Tag: litigation

EEOC ‘cause’ finding may be harmful but doesn’t mean an automatic loss

by Deanna L. Forbush Equal Employment Opportunity Commission (EEOC) investigations typically end when the EEOC issues a notice of dismissal and right-to-sue letter granting the charging party 90 days to file a lawsuit under one or more of the federal statutes the agency enforces—Title VII of the Civil Rights Act of 1964, the Age Discrimination […]

#damonsplaining — Matt Damon can do it, but you can’t

Actor Matt Damon sure has had an up and down past few weeks. First, Damon made some questionable comments on HBO’s Project Greenlight, a documentary developed by Damon himself (along with some famous friends including buddy Ben Affleck) focusing on first-time filmmakers being given the chance to direct a feature film. When African-American producer Effie […]

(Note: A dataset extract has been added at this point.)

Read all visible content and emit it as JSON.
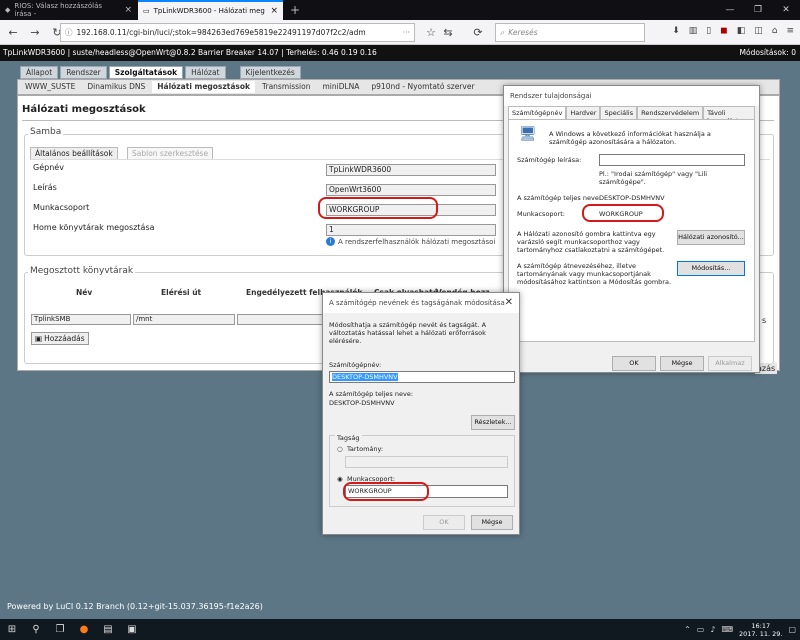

Unwelcome encore: managing investigations to survive ensuing litigation

by Jeff Sloan The classic Yogi-ism―”It ain’t over ’til it’s over”―has special significance for employment investigations. An investigation can lead not only to discipline against a perpetrator but also to litigation by the victim―or even the perpetrator―against the investigator or the employer. In either of those unsavory situations, the investigator or HR manager may be […]

Same-sex partners of state employees will keep benefits

by Dinita L. James In a bit of housecleaning after its landmark rulings in two same-sex marriage cases on Wednesday, the U.S. Supreme Court decided Thursday not to hear an Arizona case that was one of 10 others that had been awaiting action raising similar issues. The Court’s action is significant to employees of state […]

EEOC Discrimination Disputes Cost Employers More than $400 Million in 2012

Employers paid more than $400 million to resolve discrimination cases filed with the U.S. Equal Employment Opportunity Commission in fiscal 2012, according to data released by the agency Jan. 28. Among private-sector workers, retaliation, race and sex discrimination, respectively, were the most common discrimination charges. Other highlights from the EEOC’s fiscal 2012 statistical summary: 99,412 […]

Supreme Court ruling bolsters use of mandatory arbitration

by Charles S. Plumb Employers requiring employees to submit disputes to mandatory arbitration rather than filing a lawsuit got a boost from a November 26 U.S. Supreme Court ruling in an Oklahoma case. In the case, two employees of Nitro-Lift, a provider of services to oil and gas well operators, left their jobs to work […]

NLRB’s Decision to Hold Vote on Quicker Elections Drawing Fire

The National Labor Relations Board (NLRB) has decided to hold a vote on November 30 on portions of a controversial proposal that would speed up union elections. That decision is sparking outrage among foes of the measure. “This announcement confirms what we’ve suspected all along: the Obama NLRB is determined to impose a flawed rule […]

Green Thumb, Brown Nose

“The Garden Party” episode was light on employment litigation but heavy on workplace psychology. Poor Gabe. His capacity for humiliation knows no limits. I wasn’t sure he could sink lower than his public dumping at the hands of Erin last season, but then we witnessed his repeated sycophantic toasts of Robert California. Sad, right? Maybe […]

Michael May Be Gone — But His Emails Go On!

Counting down the weeks until the new season of The Office starts. Tonight’s rerun episode — “Dwight K. Schrute, (Acting) Manager” — was first covered by my Office (and office) mate Jaclyn West; check it out, it’s a great read (http://blogs.hrhero.com/thatswhatshesaid/2011/05/14/straight-shooter/). Poking around The Office website on nbc.com, I came across a web exclusive: a […]